▶ **WHAT IS EXPECTED**: Copy all the entries word for word, but omit the pictures.

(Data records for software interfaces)

=== Begin Enclosure ===

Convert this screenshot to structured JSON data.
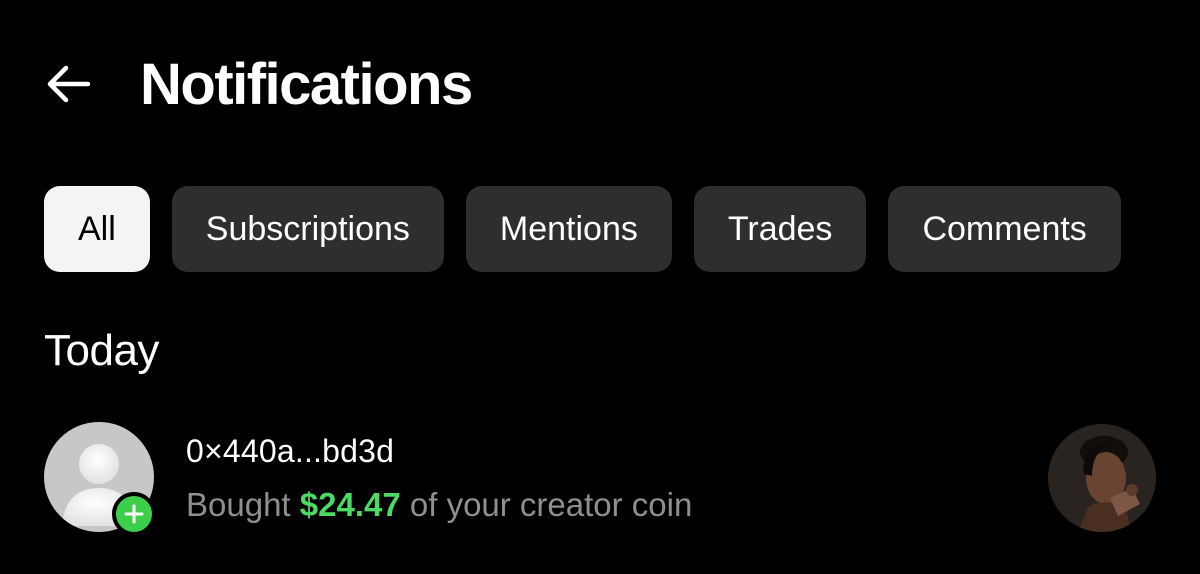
{
  "header": {
    "back_icon": "arrow-left-icon",
    "title": "Notifications"
  },
  "tabs": [
    {
      "label": "All",
      "active": true
    },
    {
      "label": "Subscriptions",
      "active": false
    },
    {
      "label": "Mentions",
      "active": false
    },
    {
      "label": "Trades",
      "active": false
    },
    {
      "label": "Comments",
      "active": false
    }
  ],
  "sections": [
    {
      "title": "Today",
      "items": [
        {
          "user": "0×440a...bd3d",
          "desc_prefix": "Bought",
          "amount": "$24.47",
          "desc_suffix": "of your creator coin",
          "avatar_icon": "default-user-icon",
          "badge_icon": "plus-icon",
          "thumbnail": "creator-photo"
        }
      ]
    }
  ],
  "colors": {
    "background": "#000000",
    "tab_bg": "#2e2e2e",
    "tab_active_bg": "#f4f4f4",
    "accent_green": "#4cd964",
    "secondary_text": "#8e8e93"
  }
}
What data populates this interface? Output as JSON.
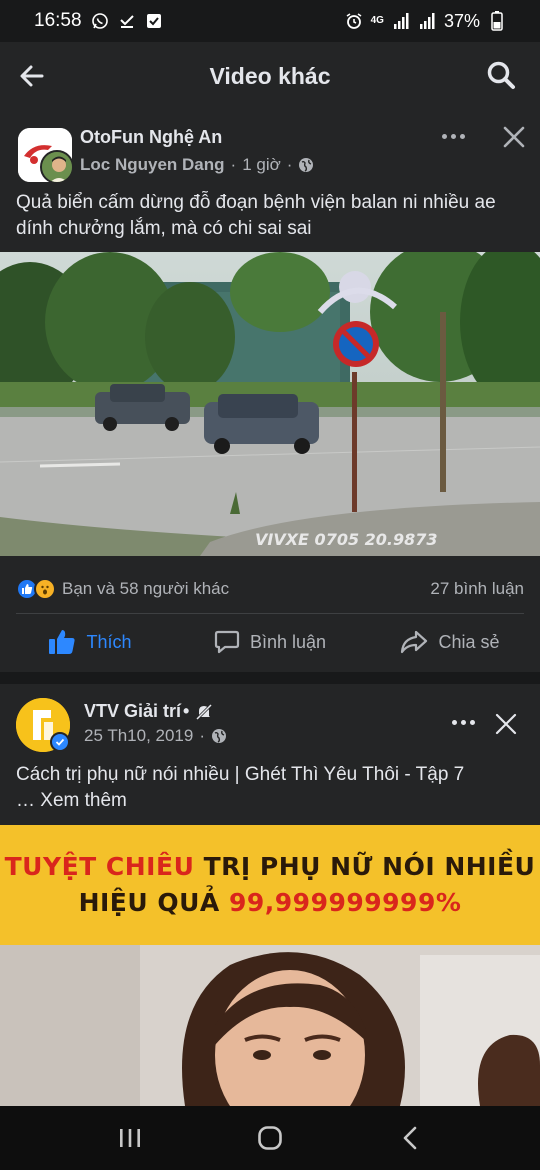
{
  "status": {
    "time": "16:58",
    "battery": "37%",
    "network": "4G"
  },
  "app_bar": {
    "title": "Video khác"
  },
  "post1": {
    "page_name": "OtoFun Nghệ An",
    "author": "Loc Nguyen Dang",
    "separator": "·",
    "time": "1 giờ",
    "separator2": "·",
    "text": "Quả biển cấm dừng đỗ đoạn bệnh viện balan ni nhiều ae dính chưởng lắm, mà có chi sai sai",
    "watermark": "VIVXE 0705 20.9873",
    "reactions_text": "Bạn và 58 người khác",
    "comments_text": "27 bình luận",
    "actions": {
      "like": "Thích",
      "comment": "Bình luận",
      "share": "Chia sẻ"
    }
  },
  "post2": {
    "page_name": "VTV Giải trí",
    "name_suffix": " •",
    "date": "25 Th10, 2019",
    "separator": "·",
    "text_main": "Cách trị phụ nữ nói nhiều | Ghét Thì Yêu Thôi - Tập 7",
    "text_more": "… Xem thêm",
    "banner": {
      "line1_red": "TUYỆT CHIÊU",
      "line1_rest": " TRỊ PHỤ NỮ NÓI NHIỀU",
      "line2_dark": "HIỆU QUẢ ",
      "line2_red": "99,999999999%"
    }
  },
  "icons": {
    "back": "arrow-left-icon",
    "search": "search-icon",
    "globe": "globe-icon",
    "more": "more-horizontal-icon",
    "close": "close-icon",
    "like": "thumbs-up-icon",
    "comment": "comment-bubble-icon",
    "share": "share-arrow-icon"
  },
  "colors": {
    "accent": "#2d88ff",
    "card_bg": "#242526",
    "page_bg": "#18191a"
  }
}
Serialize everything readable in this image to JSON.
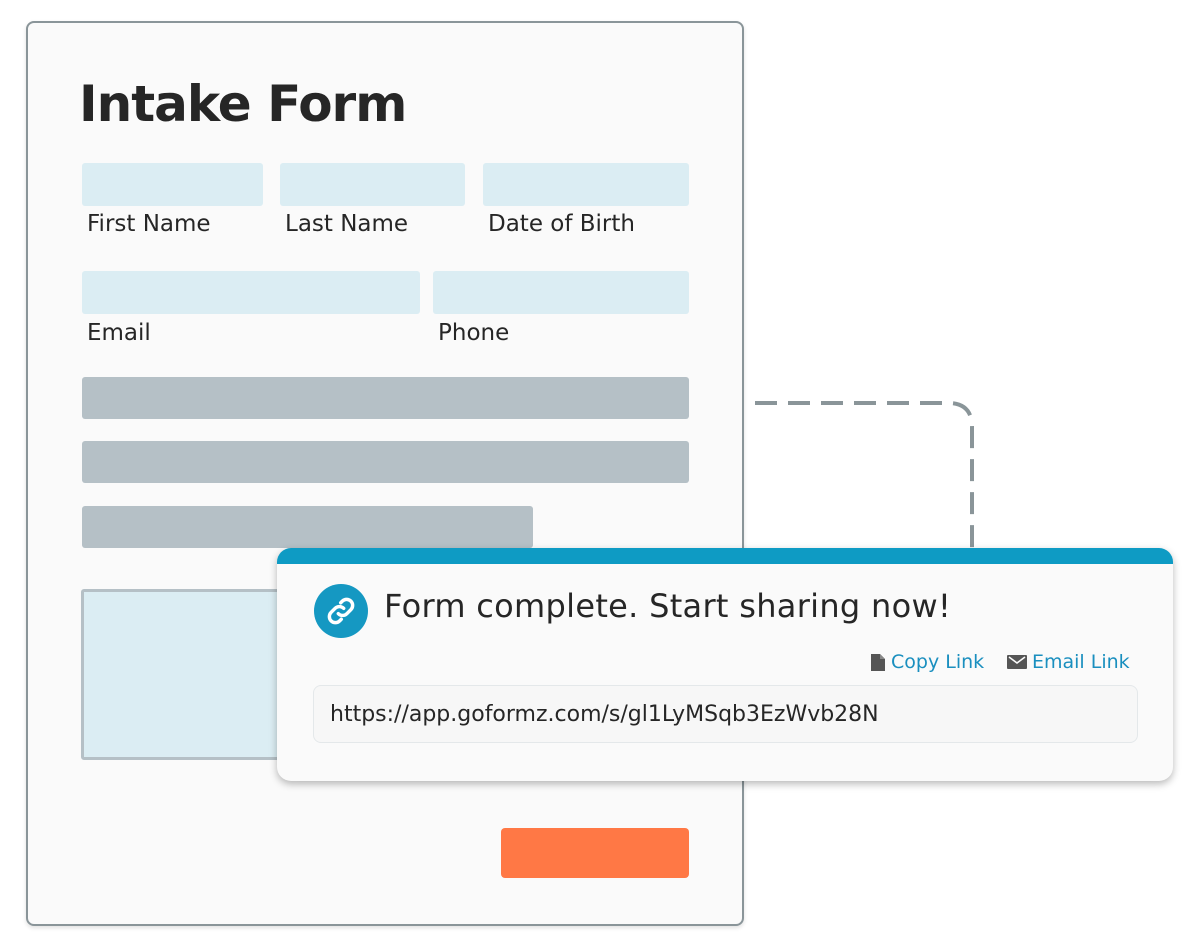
{
  "form": {
    "title": "Intake Form",
    "fields": {
      "first_name": "First Name",
      "last_name": "Last Name",
      "date_of_birth": "Date of Birth",
      "email": "Email",
      "phone": "Phone"
    }
  },
  "share_popup": {
    "title": "Form complete. Start sharing now!",
    "copy_link_label": "Copy Link",
    "email_link_label": "Email Link",
    "share_url": "https://app.goformz.com/s/gl1LyMSqb3EzWvb28N",
    "icons": {
      "header": "link-icon",
      "copy": "document-icon",
      "email": "envelope-icon"
    }
  },
  "colors": {
    "accent": "#0e9bc4",
    "link_text": "#1a8fbf",
    "field_fill": "#dbedf3",
    "placeholder_bar": "#b5c0c6",
    "submit_button": "#ff7845",
    "connector": "#8a9599"
  }
}
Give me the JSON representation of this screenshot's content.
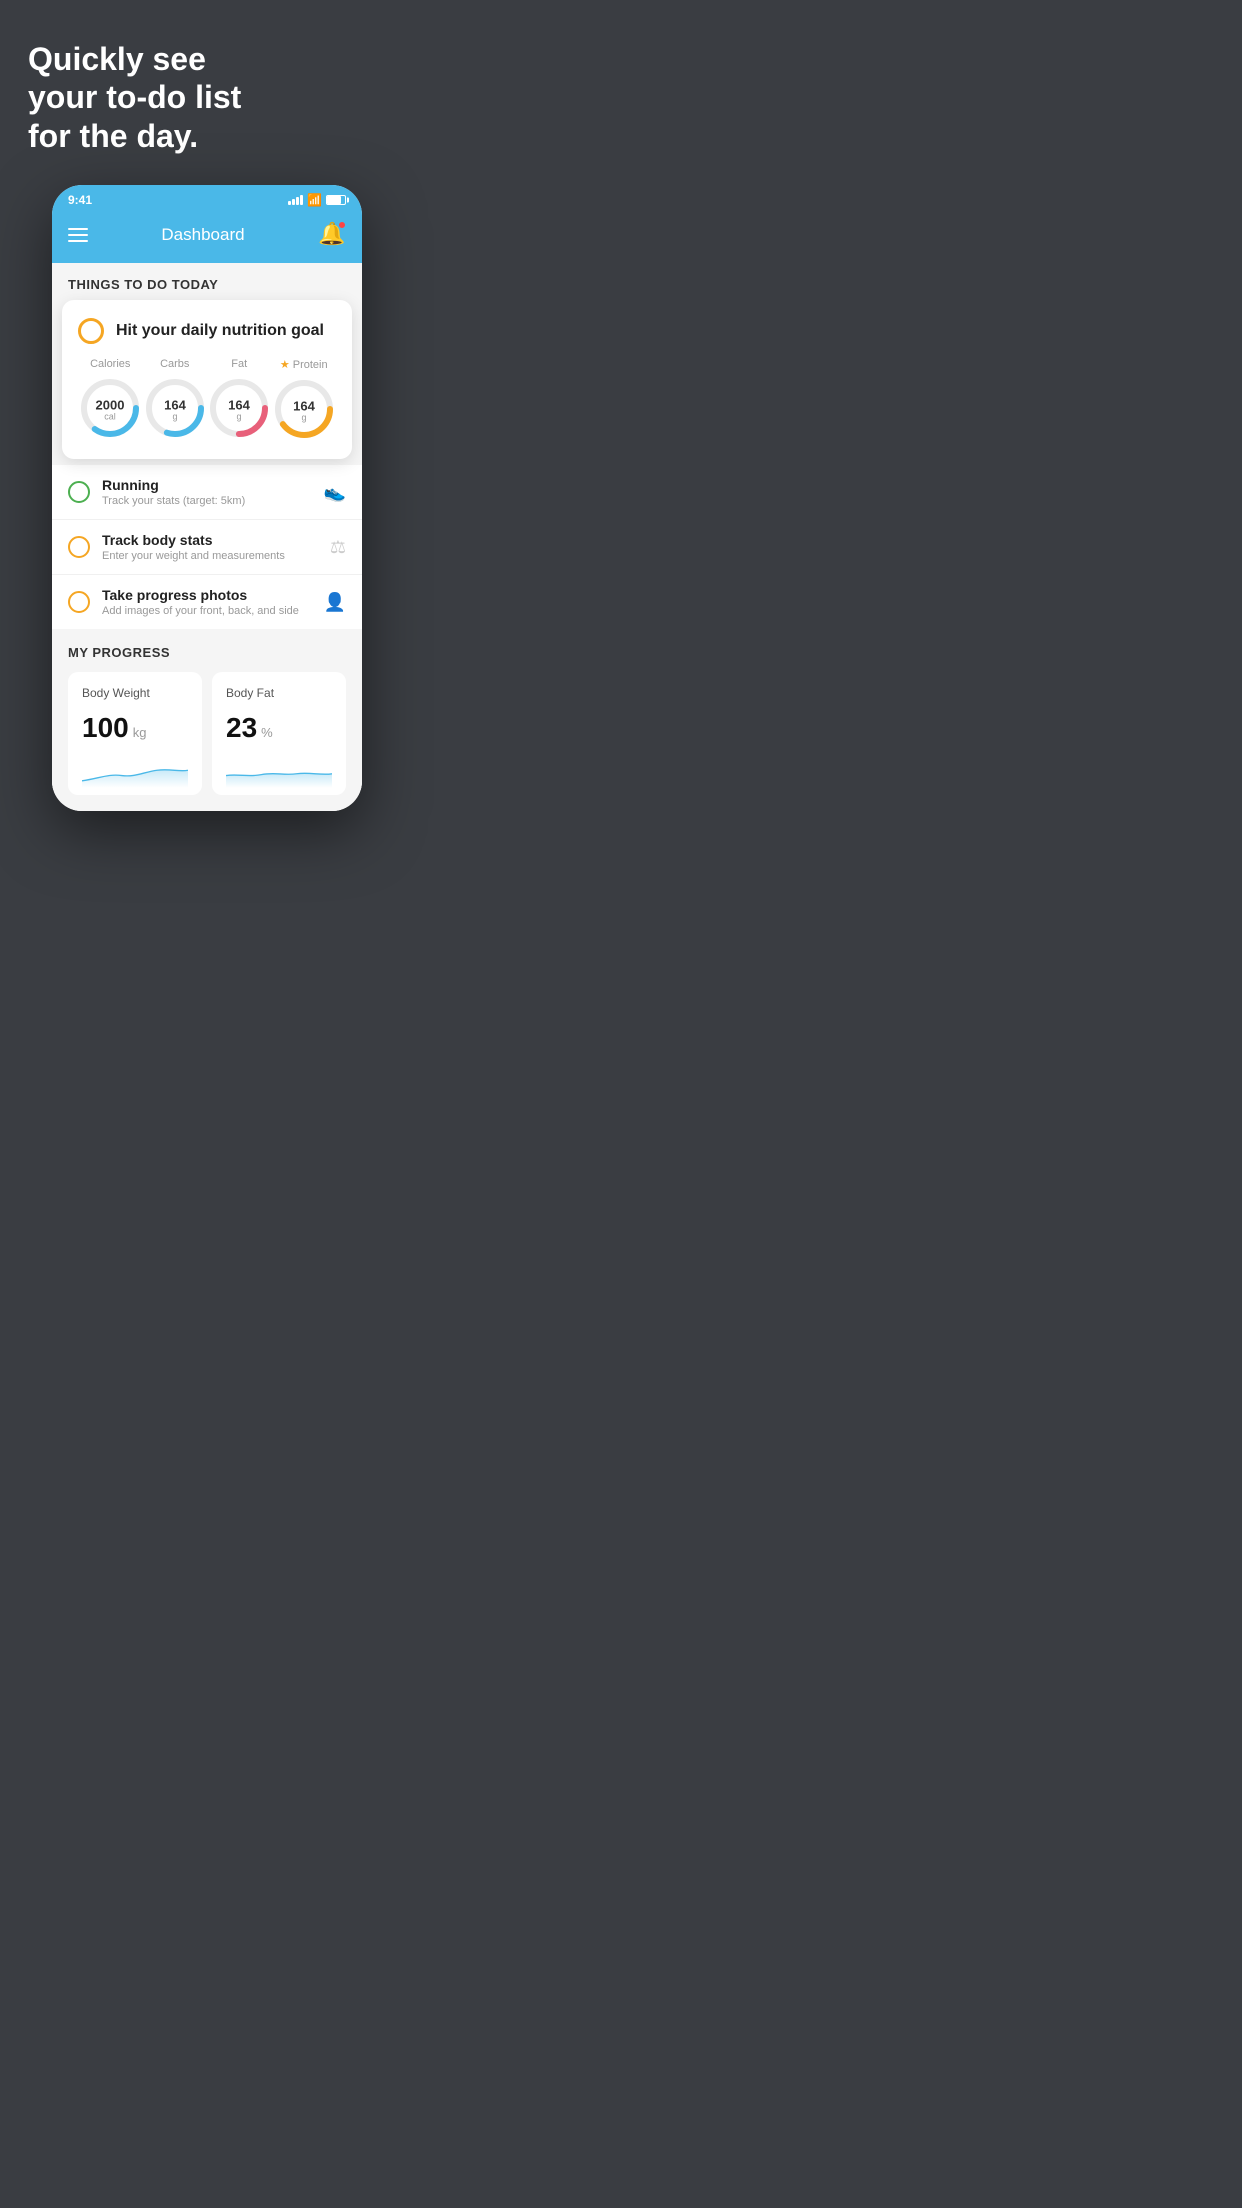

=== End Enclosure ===

▶ **SOLVED EXERCISE**:
Convert this screenshot to structured JSON data.
{
  "header": {
    "back_icon": "arrow-left-icon",
    "title": "Notifications"
  },
  "tabs": [
    {
      "label": "All",
      "active": true
    },
    {
      "label": "Subscriptions",
      "active": false
    },
    {
      "label": "Mentions",
      "active": false
    },
    {
      "label": "Trades",
      "active": false
    },
    {
      "label": "Comments",
      "active": false
    }
  ],
  "sections": [
    {
      "title": "Today",
      "items": [
        {
          "user": "0×440a...bd3d",
          "desc_prefix": "Bought",
          "amount": "$24.47",
          "desc_suffix": "of your creator coin",
          "avatar_icon": "default-user-icon",
          "badge_icon": "plus-icon",
          "thumbnail": "creator-photo"
        }
      ]
    }
  ],
  "colors": {
    "background": "#000000",
    "tab_bg": "#2e2e2e",
    "tab_active_bg": "#f4f4f4",
    "accent_green": "#4cd964",
    "secondary_text": "#8e8e93"
  }
}
What data populates this interface? Output as JSON.
{
  "status": {
    "time": "16:58",
    "battery": "37%",
    "network": "4G"
  },
  "app_bar": {
    "title": "Video khác"
  },
  "post1": {
    "page_name": "OtoFun Nghệ An",
    "author": "Loc Nguyen Dang",
    "separator": "·",
    "time": "1 giờ",
    "separator2": "·",
    "text": "Quả biển cấm dừng đỗ đoạn bệnh viện balan ni nhiều ae dính chưởng lắm, mà có chi sai sai",
    "watermark": "VIVXE 0705 20.9873",
    "reactions_text": "Bạn và 58 người khác",
    "comments_text": "27 bình luận",
    "actions": {
      "like": "Thích",
      "comment": "Bình luận",
      "share": "Chia sẻ"
    }
  },
  "post2": {
    "page_name": "VTV Giải trí",
    "name_suffix": " •",
    "date": "25 Th10, 2019",
    "separator": "·",
    "text_main": "Cách trị phụ nữ nói nhiều | Ghét Thì Yêu Thôi - Tập 7",
    "text_more": "… Xem thêm",
    "banner": {
      "line1_red": "TUYỆT CHIÊU",
      "line1_rest": " TRỊ PHỤ NỮ NÓI NHIỀU",
      "line2_dark": "HIỆU QUẢ ",
      "line2_red": "99,999999999%"
    }
  },
  "icons": {
    "back": "arrow-left-icon",
    "search": "search-icon",
    "globe": "globe-icon",
    "more": "more-horizontal-icon",
    "close": "close-icon",
    "like": "thumbs-up-icon",
    "comment": "comment-bubble-icon",
    "share": "share-arrow-icon"
  },
  "colors": {
    "accent": "#2d88ff",
    "card_bg": "#242526",
    "page_bg": "#18191a"
  }
}
Serialize everything readable in this image to JSON.
{
  "form": {
    "title": "Intake Form",
    "fields": {
      "first_name": "First Name",
      "last_name": "Last Name",
      "date_of_birth": "Date of Birth",
      "email": "Email",
      "phone": "Phone"
    }
  },
  "share_popup": {
    "title": "Form complete. Start sharing now!",
    "copy_link_label": "Copy Link",
    "email_link_label": "Email Link",
    "share_url": "https://app.goformz.com/s/gl1LyMSqb3EzWvb28N",
    "icons": {
      "header": "link-icon",
      "copy": "document-icon",
      "email": "envelope-icon"
    }
  },
  "colors": {
    "accent": "#0e9bc4",
    "link_text": "#1a8fbf",
    "field_fill": "#dbedf3",
    "placeholder_bar": "#b5c0c6",
    "submit_button": "#ff7845",
    "connector": "#8a9599"
  }
}
Give me the JSON representation of this screenshot's content.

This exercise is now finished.